In lieu of an abstract, here is a brief excerpt of the content:

91 3 Training and Front Experience From Elite Army to Mass Army During the war, all the major powers strengthened their militaries many times over. The necessary expansion of the Wehrmacht after the start of the war was initially limited due to an elaborate system whereby many were designated ineligible for combat. Around 3 million to 6 million eligible young men were protected from the draft until shortly before the end of the war because of their status as skilled workers in the modern arms industry or because they were claimed by other civilian areas that were dogmatically oriented toward peace. It was not until the tide turned in Moscow at the end of 1941 that these reserves were mobilized for the Wehrmacht through various initiatives—but never sufficiently , always contested, and with little success until the situation had greatly deteriorated.This potential was not completely exhausted until the last months of the war, and then the men were thrown into the front lines with little training . This was also true to some extent of the military in general, as the efforts to comb through baggage trains, staffs, and other rear area organizations never provided enough additional fighters.1 In response to changes in the war situation, in weapons and other technology , and in the various deployment areas and missions, the Wehrmacht found itself in a permanent process of regrouping, training, disbanding, and reinventing.The Wehrmacht preserved the old traditional units, or Stammeinheiten , by continuously replenishing them with new recruits.

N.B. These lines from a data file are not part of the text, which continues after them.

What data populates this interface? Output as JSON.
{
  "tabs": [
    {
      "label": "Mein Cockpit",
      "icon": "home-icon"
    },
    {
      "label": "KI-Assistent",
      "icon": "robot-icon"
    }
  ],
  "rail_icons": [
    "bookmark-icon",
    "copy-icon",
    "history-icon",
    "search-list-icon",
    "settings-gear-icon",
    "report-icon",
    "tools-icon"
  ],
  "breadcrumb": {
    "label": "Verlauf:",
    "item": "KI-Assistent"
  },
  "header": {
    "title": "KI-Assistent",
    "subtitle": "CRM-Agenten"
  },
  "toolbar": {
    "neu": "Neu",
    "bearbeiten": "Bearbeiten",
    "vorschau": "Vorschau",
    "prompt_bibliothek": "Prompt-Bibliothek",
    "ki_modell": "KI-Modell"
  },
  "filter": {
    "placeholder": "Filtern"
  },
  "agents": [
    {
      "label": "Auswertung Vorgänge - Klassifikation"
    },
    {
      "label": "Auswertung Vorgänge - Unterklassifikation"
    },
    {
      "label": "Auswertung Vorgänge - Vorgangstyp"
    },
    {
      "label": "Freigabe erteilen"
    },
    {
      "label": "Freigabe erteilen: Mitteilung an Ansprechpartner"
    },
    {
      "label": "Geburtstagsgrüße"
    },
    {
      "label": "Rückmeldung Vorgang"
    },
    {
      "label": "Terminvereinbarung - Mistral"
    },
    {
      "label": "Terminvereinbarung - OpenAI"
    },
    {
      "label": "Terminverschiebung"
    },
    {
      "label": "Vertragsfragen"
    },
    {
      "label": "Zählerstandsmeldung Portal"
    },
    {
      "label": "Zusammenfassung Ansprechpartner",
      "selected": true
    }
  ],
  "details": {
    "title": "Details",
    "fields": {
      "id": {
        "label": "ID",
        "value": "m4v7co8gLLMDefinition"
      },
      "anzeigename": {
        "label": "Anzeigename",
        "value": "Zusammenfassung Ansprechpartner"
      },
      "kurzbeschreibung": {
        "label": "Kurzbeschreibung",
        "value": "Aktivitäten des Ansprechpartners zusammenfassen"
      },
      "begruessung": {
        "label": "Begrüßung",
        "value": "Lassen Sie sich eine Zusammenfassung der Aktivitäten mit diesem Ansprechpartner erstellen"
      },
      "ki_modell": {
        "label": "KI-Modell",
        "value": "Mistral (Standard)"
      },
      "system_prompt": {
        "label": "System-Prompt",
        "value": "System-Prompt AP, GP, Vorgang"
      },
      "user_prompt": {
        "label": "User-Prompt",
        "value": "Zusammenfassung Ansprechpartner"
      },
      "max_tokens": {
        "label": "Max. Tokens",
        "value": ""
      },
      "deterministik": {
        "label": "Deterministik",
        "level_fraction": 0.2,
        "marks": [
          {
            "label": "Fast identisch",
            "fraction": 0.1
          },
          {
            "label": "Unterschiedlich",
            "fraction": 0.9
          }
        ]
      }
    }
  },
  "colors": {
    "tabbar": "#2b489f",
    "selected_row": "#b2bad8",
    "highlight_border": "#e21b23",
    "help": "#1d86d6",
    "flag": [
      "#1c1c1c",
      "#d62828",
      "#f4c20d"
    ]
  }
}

In a process similar to cell division, cadres from the existing parent organization were used to form new units, with due regard given to cohesiveness based on regional camaraderie. The remarkable social cohesiveness of the expanding Wehrmacht was largely due to this system. Obviously, there was a great difference between the divisions of the first wave—that is, the traditional, permanent units of the peacetime army, including the elite divisions created later—and the large units that were newly established during the war in later “waves.” On average, however , a high degree of professionalism and fighting power was retained, a feat not seen in other armies under similar conditions. The efficient system of personnel replacement was supported by training 92 hitler’s wehrmacht that,despite some weaknesses and anachronisms,was able to adapt to new challenges during the war.This was most apparent in the Wehrmacht’s tactical and operational superiority over its enemies, even in extremely unfavorable conditions .It had attained “a unique combination of discipline,cohesiveness and flexibility ” (Müller and Volkmann, 344). But admittedly, with the dramatic withdrawals and defeats beginning in 1943, this capability dwindled.Training and enculturation processes were constantly being shortened to compensate for the climbing number of casualties. More responsibility was taken on by the noncommissioned officers (NCOs), as leaders of “small fighting communities.” Their story has not yet been written. Sociological studies on the military, carried out immediately after the war by the American army, confirmed the importance of small groups. They played a prominent role in battle in connection with the German approach to leadership called Auftragstaktik. In the final months of the war, the disbanding process of the Wehrmacht moved quickly.The Volkssturm, a territorial army of children and old men, provided no increase in fighting power. During enemy attacks, only momentary islands of resistance were formed. The mass of soldiers allowed themselves to be overrun and sought survival by fleeing or by being captured. How deeply the political indoctrination had actually been imprinted on the soldiers, how powerfully the Führer myth affected them, and whether knowledge or suspicion of the terrible crimes committed influenced them remain open questions. It is certain that in the final year of the war, fighting spirit and fighting capability deteriorated to the most rudimentary state. Over the course of the war, a degree of basic, workmanlike skill was also lost among the midlevel leadership.The increasingly biased selection of personnel for positions as General Staff officers and commanders, from whom Hitler expected unconditional obedience and loyalty, created a new type of officer for whom independent thinking and action were of little importance.Equally lacking was a sense of responsibility among the soldiers under them. The swashbuckling troop leader was held up as the ideal,someone who gave no thought to the larger context and limited himself to his own sphere and the daring execution of his leaders’ instructions. Despite impressive numbers with respect to the total volume of equipment in the Wehrmacht,the...

pdf

Additional Information

ISBN
9780813168043
Related ISBN
9780813168050
MARC Record
OCLC
953197755
Pages
260
Launched on MUSE
2016-07-09
Language
English
Open Access
No
Back To Top

This website uses cookies to ensure you get the best experience on our website. Without cookies your experience may not be seamless.